One more note from our friend Jonathan.  “So finally, for the preachers, dreamers, artists and poets; for the pastors, lovers, and would-be truth tellers: in the chaos of so much rage, violence, and racial injustice: you must, must, must, must not cower before the agents of fear, when you are an ambassador of heaven.”

If we are ambassadors of heaven, if Christ is truly our king, Christ must also be recognized as prophet.  A prophet speaks truth.  A prophet speaks truth to society.  A prophet speaks truth to the church.  A prophet speaks truth to us.  But this isn’t the truth of petty accusation, of dividing into us versus them.  That is the truth of Satan.  And Satan’s truth is a lie.

Our king, our prophet is undeterred by our stubborn rejection of the inheritance of the saints in the light and our stubborn rejection of redemption and forgiveness.  That’s fine; there’s no giving up.  Our king, our prophet, speaks the word and will not let us go.

HPIM0860

That is the daylight in the domain of darkness.

 

[1] Walter Brueggemann, “A New King and a New Order,” Christian Century 109:31 (28 Oct 1992): 963.

[2] medium.com/@theboyonthebike/you-want-it-darker-on-race-trump-apocalypse-and-the-need-for-more-prophets-than-priests-48b683d187b#.czj1f8wvw

[The first photo is "Walking from darkness into light" by Andy Teo; the bottom one is from our front porch in November 2009]


Revelation revelations


We’re about to delve into the book of Revelation in our Bible study.

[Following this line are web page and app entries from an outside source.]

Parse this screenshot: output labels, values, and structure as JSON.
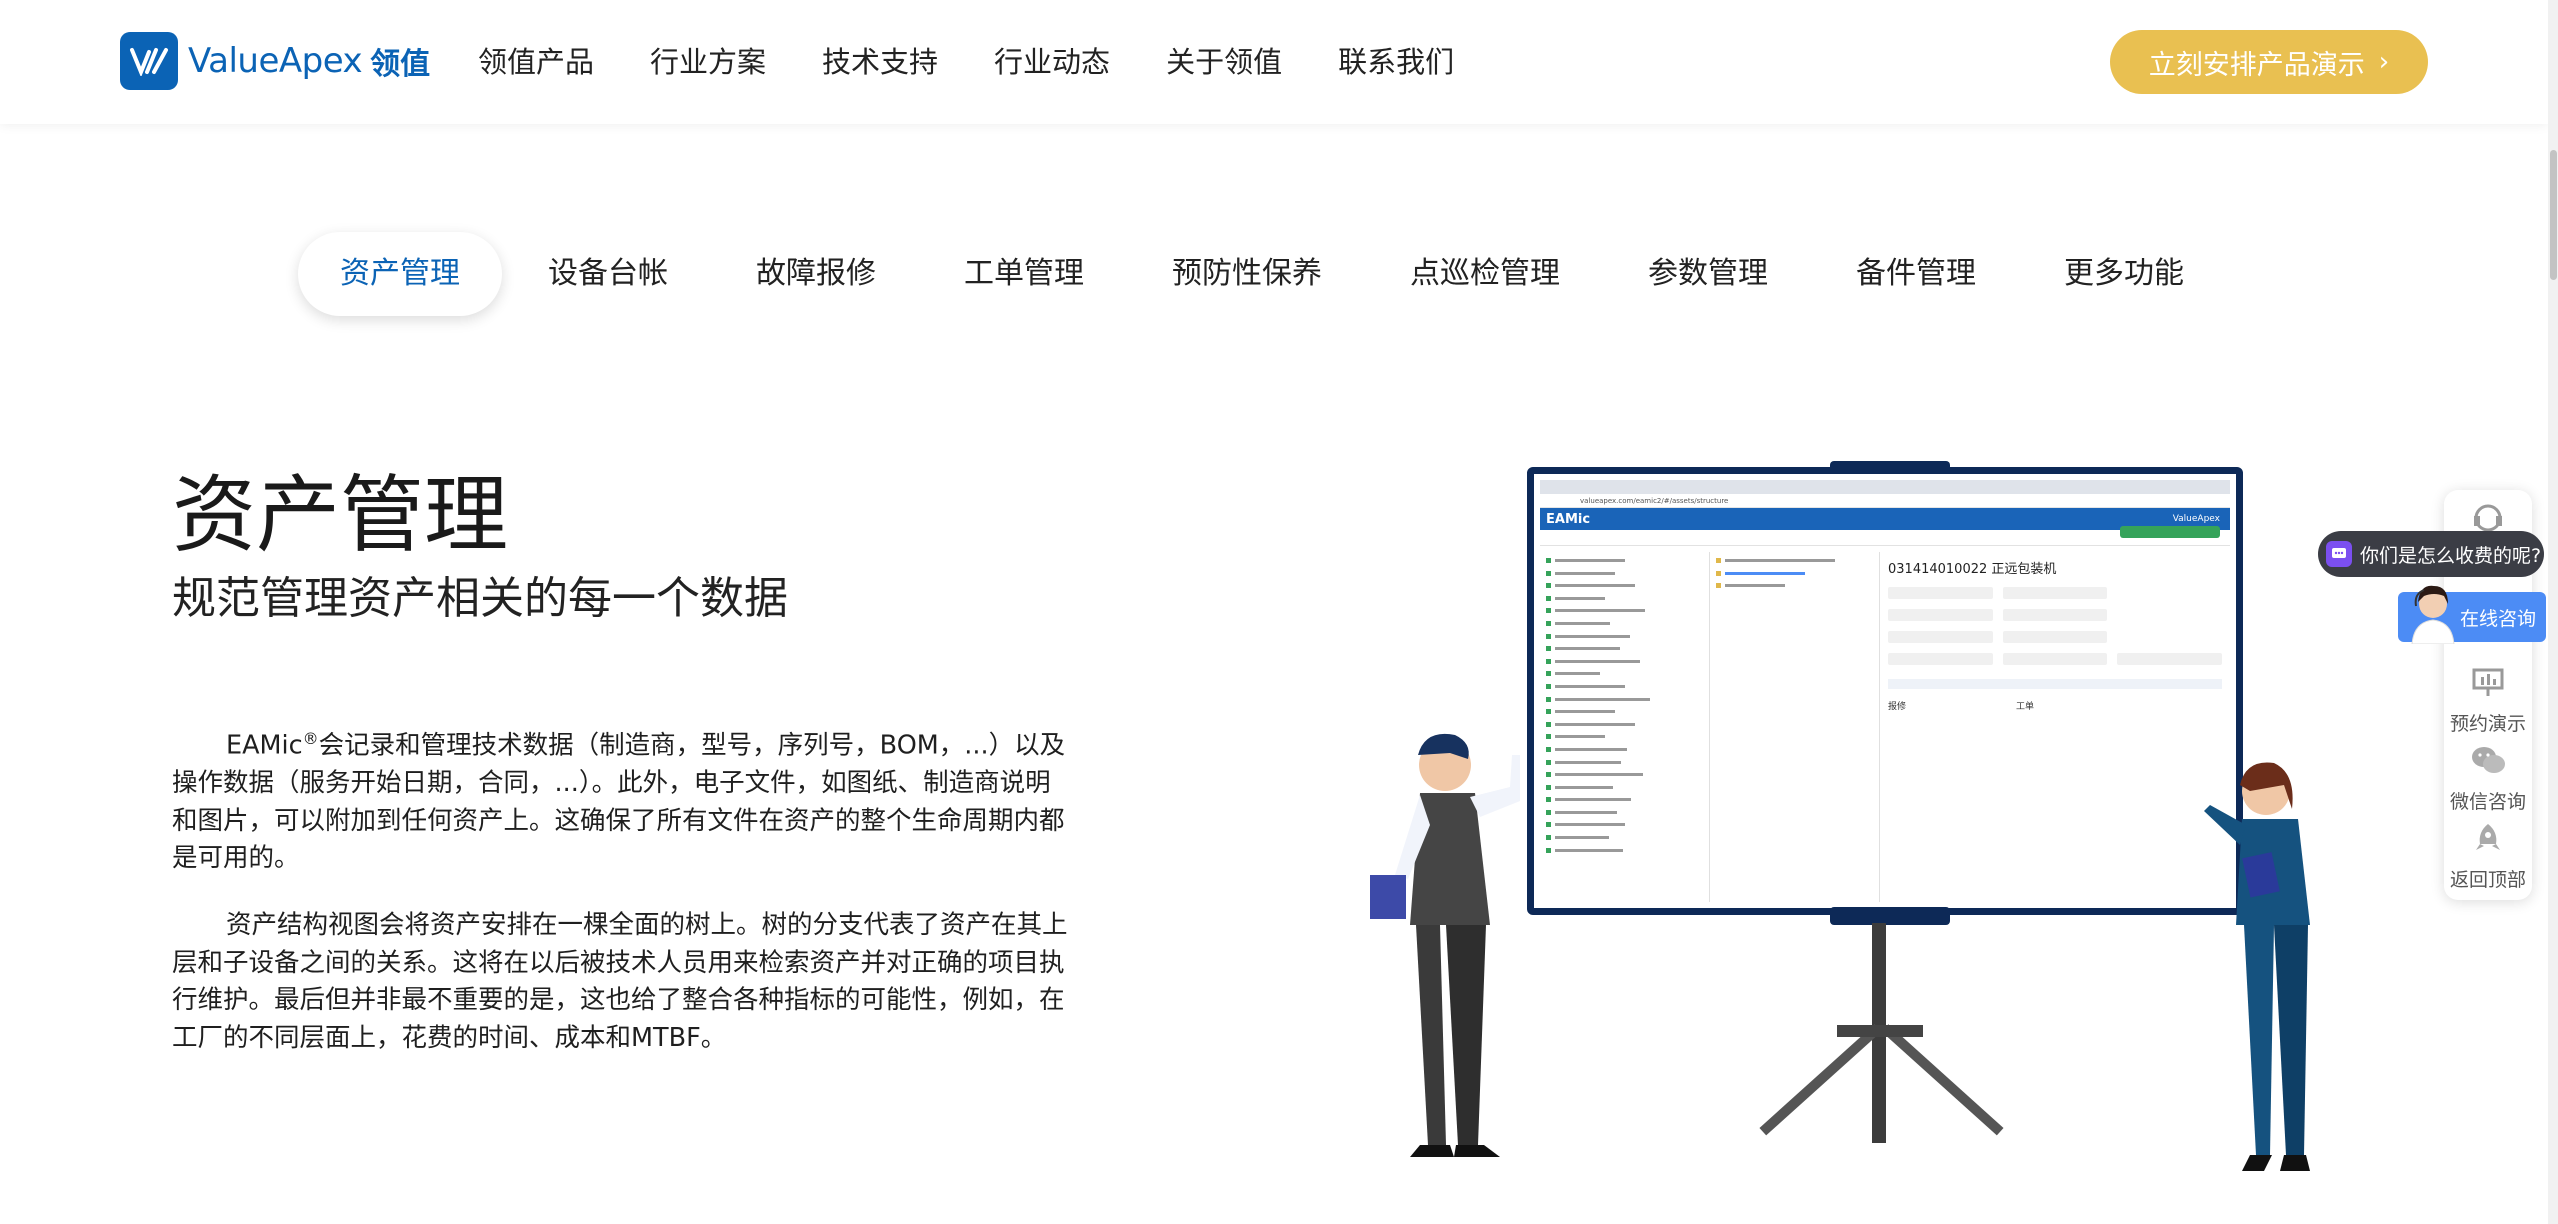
{
  "header": {
    "logo_text": "ValueApex",
    "logo_cn": "领值",
    "nav": [
      "领值产品",
      "行业方案",
      "技术支持",
      "行业动态",
      "关于领值",
      "联系我们"
    ],
    "cta_label": "立刻安排产品演示"
  },
  "tabs": [
    "资产管理",
    "设备台帐",
    "故障报修",
    "工单管理",
    "预防性保养",
    "点巡检管理",
    "参数管理",
    "备件管理",
    "更多功能"
  ],
  "active_tab": 0,
  "content": {
    "title": "资产管理",
    "subtitle": "规范管理资产相关的每一个数据",
    "p1_brand": "EAMic",
    "p1_mark": "®",
    "p1_text": "会记录和管理技术数据（制造商，型号，序列号，BOM，...）以及操作数据（服务开始日期，合同，...）。此外，电子文件，如图纸、制造商说明和图片，可以附加到任何资产上。这确保了所有文件在资产的整个生命周期内都是可用的。",
    "p2_text": "资产结构视图会将资产安排在一棵全面的树上。树的分支代表了资产在其上层和子设备之间的关系。这将在以后被技术人员用来检索资产并对正确的项目执行维护。最后但并非最不重要的是，这也给了整合各种指标的可能性，例如，在工厂的不同层面上，花费的时间、成本和MTBF。"
  },
  "screenshot_app": {
    "logo": "EAMic",
    "url": "valueapex.com/eamic2/#/assets/structure",
    "asset_code": "031414010022 正远包装机",
    "brand": "ValueApex",
    "section_repair": "报修",
    "section_order": "工单"
  },
  "side_widget": {
    "bubble_text": "你们是怎么收费的呢?",
    "consult_label": "在线咨询",
    "demo_label": "预约演示",
    "wechat_label": "微信咨询",
    "top_label": "返回顶部"
  },
  "colors": {
    "brand_blue": "#0b63b5",
    "cta_gold": "#e9c051",
    "board_navy": "#0d2957"
  }
}
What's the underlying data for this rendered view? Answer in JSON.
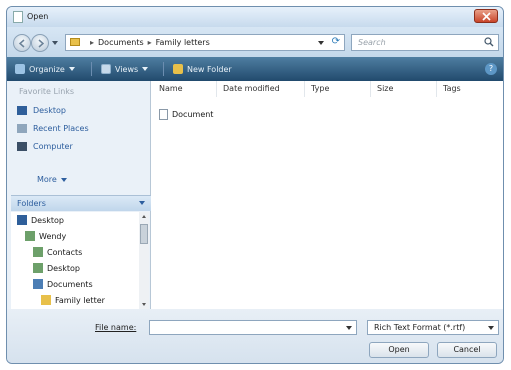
{
  "window": {
    "title": "Open"
  },
  "address": {
    "breadcrumb": [
      "Documents",
      "Family letters"
    ],
    "search_placeholder": "Search"
  },
  "toolbar": {
    "organize": "Organize",
    "views": "Views",
    "new_folder": "New Folder"
  },
  "favorites": {
    "title": "Favorite Links",
    "items": [
      "Desktop",
      "Recent Places",
      "Computer"
    ],
    "more": "More"
  },
  "folders": {
    "label": "Folders",
    "tree": [
      "Desktop",
      "Wendy",
      "Contacts",
      "Desktop",
      "Documents",
      "Family letter"
    ]
  },
  "columns": [
    "Name",
    "Date modified",
    "Type",
    "Size",
    "Tags"
  ],
  "files": [
    {
      "name": "Document"
    }
  ],
  "bottom": {
    "file_name_label": "File name:",
    "file_name_value": "",
    "file_type": "Rich Text Format (*.rtf)",
    "open_label": "Open",
    "cancel_label": "Cancel"
  },
  "colors": {
    "toolbar": "#2d5a80",
    "link": "#2d5e9e",
    "folder": "#e8c04a"
  },
  "icons": [
    "close-icon",
    "back-icon",
    "forward-icon",
    "folder-icon",
    "refresh-icon",
    "search-icon",
    "organize-icon",
    "views-icon",
    "new-folder-icon",
    "help-icon",
    "desktop-icon",
    "recent-places-icon",
    "computer-icon",
    "document-icon"
  ]
}
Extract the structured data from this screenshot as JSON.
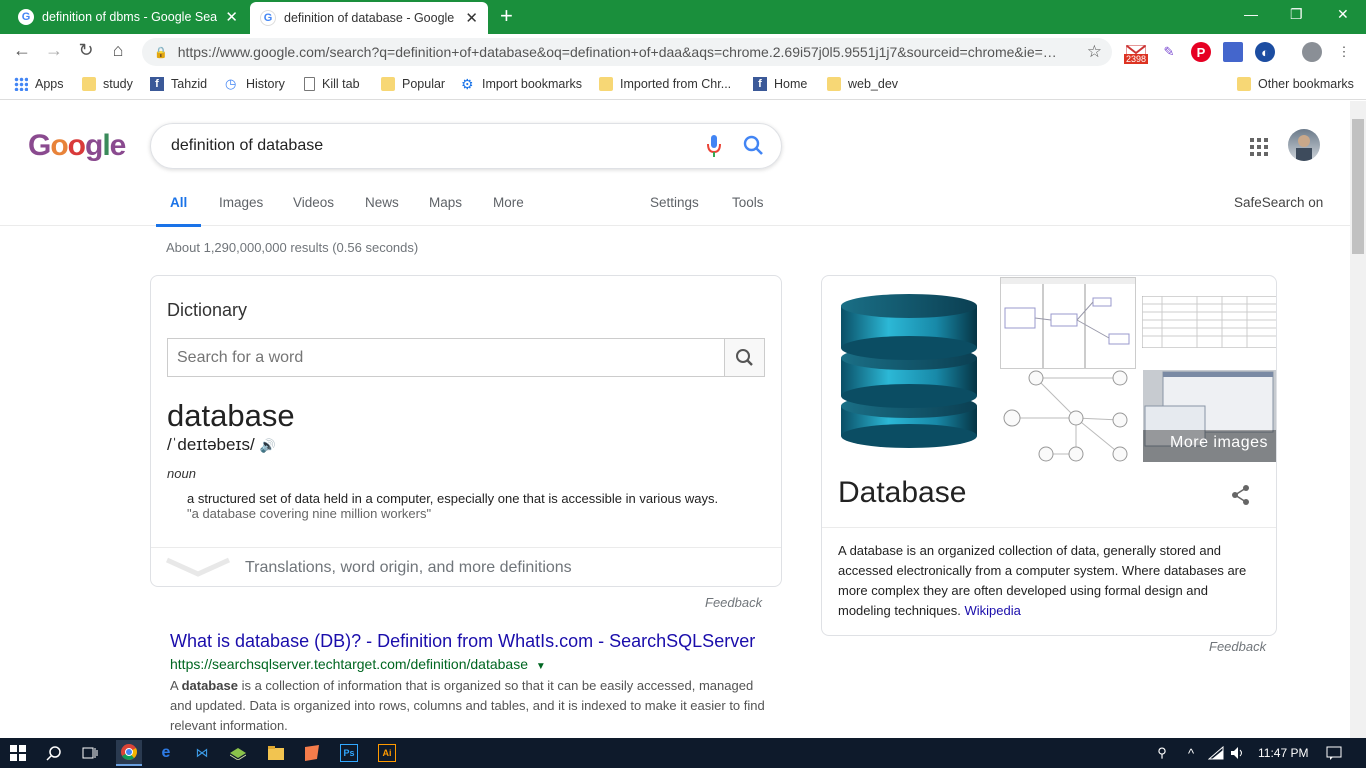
{
  "tabs": [
    {
      "title": "definition of dbms - Google Sear",
      "close": "✕"
    },
    {
      "title": "definition of database - Google S",
      "close": "✕"
    }
  ],
  "new_tab": "+",
  "window_controls": {
    "minimize": "—",
    "maximize": "❐",
    "close": "✕"
  },
  "address_bar": {
    "url": "https://www.google.com/search?q=definition+of+database&oq=defination+of+daa&aqs=chrome.2.69i57j0l5.9551j1j7&sourceid=chrome&ie=…"
  },
  "extensions": {
    "gmail_badge": "2398"
  },
  "bookmarks": [
    "Apps",
    "study",
    "Tahzid",
    "History",
    "Kill tab",
    "Popular",
    "Import bookmarks",
    "Imported from Chr...",
    "Home",
    "web_dev"
  ],
  "other_bookmarks": "Other bookmarks",
  "logo": "Google",
  "search": {
    "query": "definition of database"
  },
  "nav_tabs": [
    "All",
    "Images",
    "Videos",
    "News",
    "Maps",
    "More"
  ],
  "settings_label": "Settings",
  "tools_label": "Tools",
  "safesearch": "SafeSearch on",
  "results_stats": "About 1,290,000,000 results (0.56 seconds)",
  "dictionary": {
    "title": "Dictionary",
    "placeholder": "Search for a word",
    "word": "database",
    "pronunciation": "/ˈdeɪtəbeɪs/",
    "part_of_speech": "noun",
    "definition": "a structured set of data held in a computer, especially one that is accessible in various ways.",
    "example": "\"a database covering nine million workers\"",
    "more": "Translations, word origin, and more definitions"
  },
  "feedback": "Feedback",
  "result": {
    "title": "What is database (DB)? - Definition from WhatIs.com - SearchSQLServer",
    "url": "https://searchsqlserver.techtarget.com/definition/database",
    "snippet_bold": "database",
    "snippet_pre": "A ",
    "snippet_post": " is a collection of information that is organized so that it can be easily accessed, managed and updated. Data is organized into rows, columns and tables, and it is indexed to make it easier to find relevant information."
  },
  "knowledge_panel": {
    "title": "Database",
    "more_images": "More images",
    "description": "A database is an organized collection of data, generally stored and accessed electronically from a computer system. Where databases are more complex they are often developed using formal design and modeling techniques.",
    "source": "Wikipedia"
  },
  "taskbar": {
    "time": "11:47 PM"
  }
}
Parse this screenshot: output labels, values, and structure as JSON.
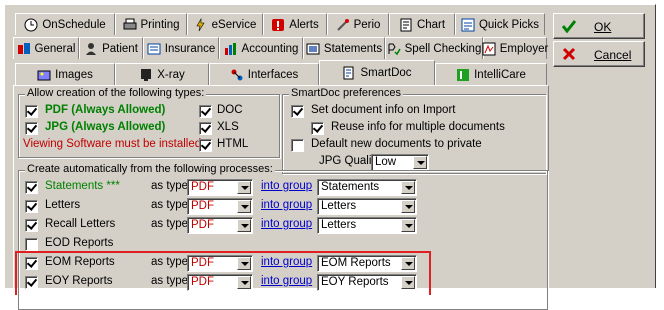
{
  "tabs_row1": [
    {
      "label": "OnSchedule",
      "icon": "clock-icon"
    },
    {
      "label": "Printing",
      "icon": "printer-icon"
    },
    {
      "label": "eService",
      "icon": "eservice-icon"
    },
    {
      "label": "Alerts",
      "icon": "alert-icon"
    },
    {
      "label": "Perio",
      "icon": "perio-icon"
    },
    {
      "label": "Chart",
      "icon": "chart-icon"
    },
    {
      "label": "Quick Picks",
      "icon": "quick-picks-icon"
    }
  ],
  "tabs_row2": [
    {
      "label": "General",
      "icon": "general-icon"
    },
    {
      "label": "Patient",
      "icon": "patient-icon"
    },
    {
      "label": "Insurance",
      "icon": "insurance-icon"
    },
    {
      "label": "Accounting",
      "icon": "accounting-icon"
    },
    {
      "label": "Statements",
      "icon": "statements-icon"
    },
    {
      "label": "Spell Checking",
      "icon": "spell-check-icon"
    },
    {
      "label": "Employer",
      "icon": "employer-icon"
    }
  ],
  "tabs_row3": [
    {
      "label": "Images",
      "icon": "images-icon"
    },
    {
      "label": "X-ray",
      "icon": "xray-icon"
    },
    {
      "label": "Interfaces",
      "icon": "interfaces-icon"
    },
    {
      "label": "SmartDoc",
      "icon": "smartdoc-icon",
      "active": true
    },
    {
      "label": "IntelliCare",
      "icon": "intellicare-icon"
    }
  ],
  "buttons": {
    "ok": "OK",
    "cancel": "Cancel"
  },
  "allow_group": {
    "title": "Allow creation of the following types:",
    "pdf": "PDF (Always Allowed)",
    "jpg": "JPG (Always Allowed)",
    "doc": "DOC",
    "xls": "XLS",
    "html": "HTML",
    "warning": "Viewing Software must be installed."
  },
  "prefs_group": {
    "title": "SmartDoc preferences",
    "set_doc_info": "Set document info on Import",
    "reuse_info": "Reuse info for multiple documents",
    "default_private": "Default new documents to private",
    "jpg_quality_label": "JPG Quality:",
    "jpg_quality_value": "Low"
  },
  "auto_group": {
    "title": "Create automatically from the following processes:",
    "as_type": "as type",
    "into_group": "into group",
    "rows": [
      {
        "name": "Statements ***",
        "checked": true,
        "type": "PDF",
        "group": "Statements",
        "green": true
      },
      {
        "name": "Letters",
        "checked": true,
        "type": "PDF",
        "group": "Letters"
      },
      {
        "name": "Recall Letters",
        "checked": true,
        "type": "PDF",
        "group": "Letters"
      },
      {
        "name": "EOD Reports",
        "checked": false
      },
      {
        "name": "EOM Reports",
        "checked": true,
        "type": "PDF",
        "group": "EOM Reports"
      },
      {
        "name": "EOY Reports",
        "checked": true,
        "type": "PDF",
        "group": "EOY Reports"
      }
    ]
  },
  "colors": {
    "face": "#d4d0c8",
    "green_text": "#008000",
    "warning_red": "#c00000",
    "link_blue": "#0000cc",
    "highlight_red": "#e02020"
  }
}
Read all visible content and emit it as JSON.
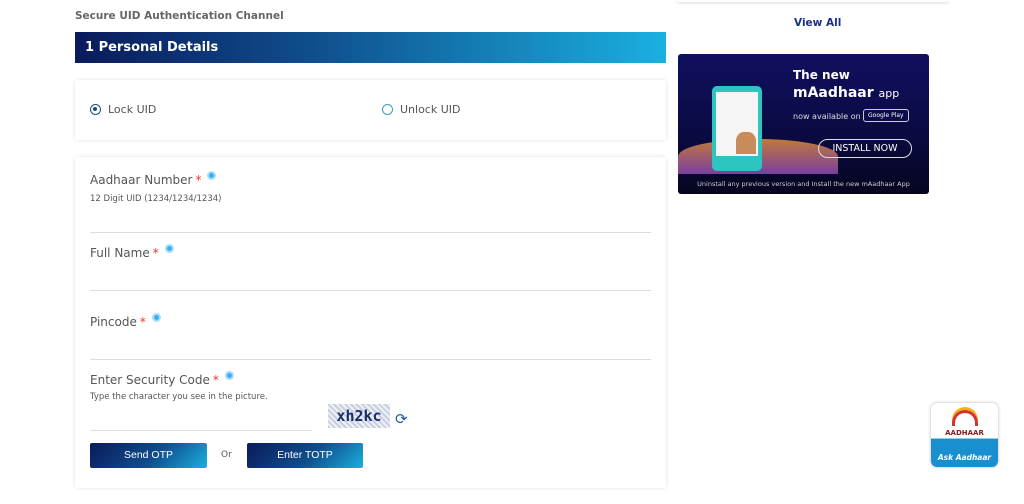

It’s probably the book of the Bible that has received the worst treatment. (By the way, it’s the book of Revelation—not Revelations.) We’ll be using as a companion Bruce Metzger’s Breaking the Code.

It’s understandable why this book so often gets mishandled and basically looks like the storyline for a horror movie. Apocalyptic literature has dramatic and vivid imagery. (“Apocalypse” itself means “uncovering,” “unveiling,” or “revelation.”) That’s why it lends itself so easily to misunderstanding and mistreatment.

Isn’t it interesting how a revelation can be so obscure?